Massachusetts probing what killed thousands of honeybees
The Massachusetts’ Department of Agricultural Resources is investigating a massive honeybee kill that has almost entirely wiped out a hive of 80,000 bees.
A representative from the department was in Rehoboth over the weekend to take samples to determine the cause of the bees’ deaths.
Wayne Andrews, vice president of the Massachusetts Beekeepers Association, says as many as 60,500 bees have been killed.
Eric Pilotte, president of the Bristol County Beekeepers Association, says it seems similar to pesticide contamination cases he has seen. Andrews says it is probably the biggest bee kill he has seen in his career.
A Department of Agricultural Resources spokeswoman says they are actively investigating the case.
$50M settlement approved for DuPont mercury contamination
Chemical company DuPont will pay about $50 million under an environmental settlement that aims to make up for decades of mercury pollution one of its factories released into the South River in Virginia.
A federal judge approved the deal between Wilmington, Delaware-based DuPont Co. and the state and federal government last week. Court documents say it's the largest natural resources damages settlement in Virginia history.
It includes more than $42 million for natural resource restoration projects, including fishing improvements and land protection. The company will also restore a fish hatchery, likely to cost $7 million to $8 million, and reimburse some government assessment expenses.
Officials have said mercury from a Waynesboro plant seeped into the South River and flowed downstream to the South Fork Shenandoah River and Shenandoah River.
Farm to honor Tom Brady with corn maze in his image
A Massachusetts farm is honoring Tom Brady with a corn maze designed in his image.
Sauchuk's Corn Maze and Pumpkin Patch in the town of Plympton said Sunday that its 10th corn maze will feature the New England Patriots' star quarterback.
The maze will open Sept. 16. The design has been unveiled on the farm's Facebook page.
Boston.com reports the crops won't be fashioned into the shape of Brady until closer to the farm's opening day. Farm owner Scott Sauchuk plants and grows the corn, which he says is a 90- to 100-day process. A company will then spend one day chopping the corn into the desired shape.

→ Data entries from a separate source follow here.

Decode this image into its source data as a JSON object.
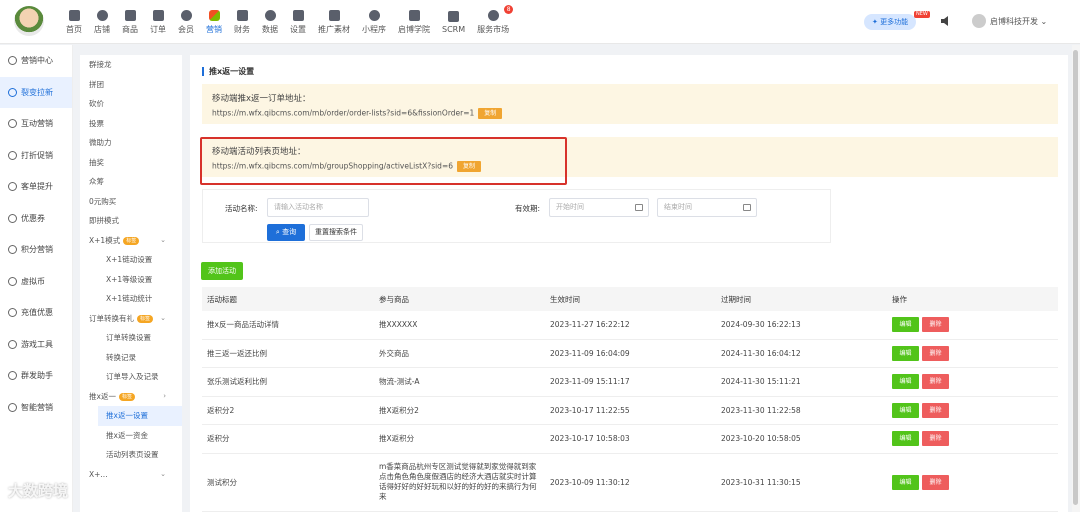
{
  "nav": {
    "items": [
      "首页",
      "店铺",
      "商品",
      "订单",
      "会员",
      "营销",
      "财务",
      "数据",
      "设置",
      "推广素材",
      "小程序",
      "启博学院",
      "SCRM",
      "服务市场"
    ],
    "active_index": 5,
    "badge_count": "8"
  },
  "header": {
    "more_features": "更多功能",
    "new_tag": "NEW",
    "user_name": "启博科技开发"
  },
  "sidebar1": {
    "items": [
      "营销中心",
      "裂变拉新",
      "互动营销",
      "打折促销",
      "客单提升",
      "优惠券",
      "积分营销",
      "虚拟币",
      "充值优惠",
      "游戏工具",
      "群发助手",
      "智能营销"
    ],
    "active_index": 1
  },
  "sidebar2": {
    "items": [
      "群接龙",
      "拼团",
      "砍价",
      "投票",
      "微助力",
      "抽奖",
      "众筹",
      "0元购买",
      "即拼模式"
    ],
    "x1_mode": "X+1模式",
    "x1_subs": [
      "X+1链动设置",
      "X+1等级设置",
      "X+1链动统计"
    ],
    "order_gift": "订单转换有礼",
    "order_subs": [
      "订单转换设置",
      "转换记录",
      "订单导入及记录"
    ],
    "push_return": "推x返一",
    "push_subs": [
      "推x返一设置",
      "推x返一资金",
      "活动列表页设置"
    ],
    "tag_label": "标签",
    "more": "X+..."
  },
  "page": {
    "title": "推x返一设置",
    "order_addr_label": "移动端推x返一订单地址：",
    "order_addr_url": "https://m.wfx.qibcms.com/mb/order/order-lists?sid=6&fissionOrder=1",
    "list_addr_label": "移动端活动列表页地址：",
    "list_addr_url": "https://m.wfx.qibcms.com/mb/groupShopping/activeListX?sid=6",
    "copy_label": "复制"
  },
  "search": {
    "name_label": "活动名称:",
    "name_placeholder": "请输入活动名称",
    "validity_label": "有效期:",
    "start_placeholder": "开始时间",
    "end_placeholder": "结束时间",
    "query_label": "查询",
    "reset_label": "重置搜索条件"
  },
  "add_label": "添加活动",
  "table": {
    "headers": [
      "活动标题",
      "参与商品",
      "生效时间",
      "过期时间",
      "操作"
    ],
    "rows": [
      {
        "title": "推x反一商品活动详情",
        "goods": "推XXXXXX",
        "start": "2023-11-27 16:22:12",
        "end": "2024-09-30 16:22:13"
      },
      {
        "title": "推三返一返还比例",
        "goods": "外交商品",
        "start": "2023-11-09 16:04:09",
        "end": "2024-11-30 16:04:12"
      },
      {
        "title": "张乐测试返利比例",
        "goods": "物流-测试-A",
        "start": "2023-11-09 15:11:17",
        "end": "2024-11-30 15:11:21"
      },
      {
        "title": "返积分2",
        "goods": "推X返积分2",
        "start": "2023-10-17 11:22:55",
        "end": "2023-11-30 11:22:58"
      },
      {
        "title": "返积分",
        "goods": "推X返积分",
        "start": "2023-10-17 10:58:03",
        "end": "2023-10-20 10:58:05"
      },
      {
        "title": "测试积分",
        "goods": "m香菜商品杭州专区测试觉得就到家觉得就到家点击角色角色度假酒店的经济大酒店就实时计算话得好好的好好玩和以好的好的好的来搞行为何来",
        "start": "2023-10-09 11:30:12",
        "end": "2023-10-31 11:30:15"
      }
    ],
    "edit_label": "编辑",
    "delete_label": "删除"
  },
  "watermark": "大数跨境"
}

Sauchuk says the decision was based on the Patriots' Super Bowl victory over the Atlanta Falcons earlier this year.
LITTLE ROCK, AR
Arkansas governor gives initial OK to herbicide ban
Arkansas' governor gave initial approval on June 30 to temporarily banning the use and sale of an herbicide that's prompted hundreds of complaints and a federal lawsuit claiming it's caused widespread damage.
Gov. Asa Hutchinson forwarded the 120-day ban on dicamba to a legislative panel, which must also approve the restriction before it can take effect.
The Plant Board approved the emergency rule last week. Dicamba is a relatively inexpensive weed killer but it can drift and damage nearby row crops, such as soybeans and cotton, in addition to fruit and vegetable farms and ornamental trees.
Hutchinson said he was concerned that more limited options weren't fully debated, but said he believed the number of complaints over the herbicide's use warranted emergency action. He said he wants a task force formed to look at dicamba, problems with its application, and longer term recommendations.
The Plant Board has received more than 500 complaints in 21 counties about dicamba use so far this year.
Scientists to unveil new tool to map bees around farms
Scientists with the University of Maine say they have developed a new tool to allow blueberry growers to get a handle on how many bees they can expect to see around their fields.
The tool is called "BeeMapper." The university plans to unveil it on Wednesday at Blueberry Hill Farm in Jonesboro as part of the UMaine Cooperative Extension's annual Wild Blueberry Summer Field Day.
UMaine doctoral candidate Brianne Du Clos (doo-CLOH') led development of BeeMapper. She says it will give farmers a better understanding of predicted abundance of wild bees in the landscapes that surround their crop fields.
The university says farmers can better budget for honeybee hives if they know the numbers and types of wild bees in the areas around their fields.
PINE BLUFF, AR
Arkansas agency closes Pine Bluff rice mill
The Arkansas Department of Agriculture has closed a Pine Bluff rice mill after the company laid off 35 workers without notice while defaulting on $10 million in state loans.
The "cease and desist" notice issued to Southwind Milling Co. prohibits the movement of rough rice in or out of the mill, department spokesman Adriane Barnes told the Arkansas Democrat-Gazette.
Barnes said the company will remain closed until it secures more bonds or finds more cash capital and can comply with the state Public Grain Warehouse Act. Barnes said the department's decision to close the facility was prompted by "financial deficits" found in company records when it sought to renew its state license to store grain.
A new management team arrived in January, which expanded the payroll and costs, according to former employee John Workman. Workman was in charge of Southwind's sales team when he was laid off on June 12.
Workman said the company was a small competitor in Arkansas' rice industry. Arkansas is the largest rice producer in the U.S.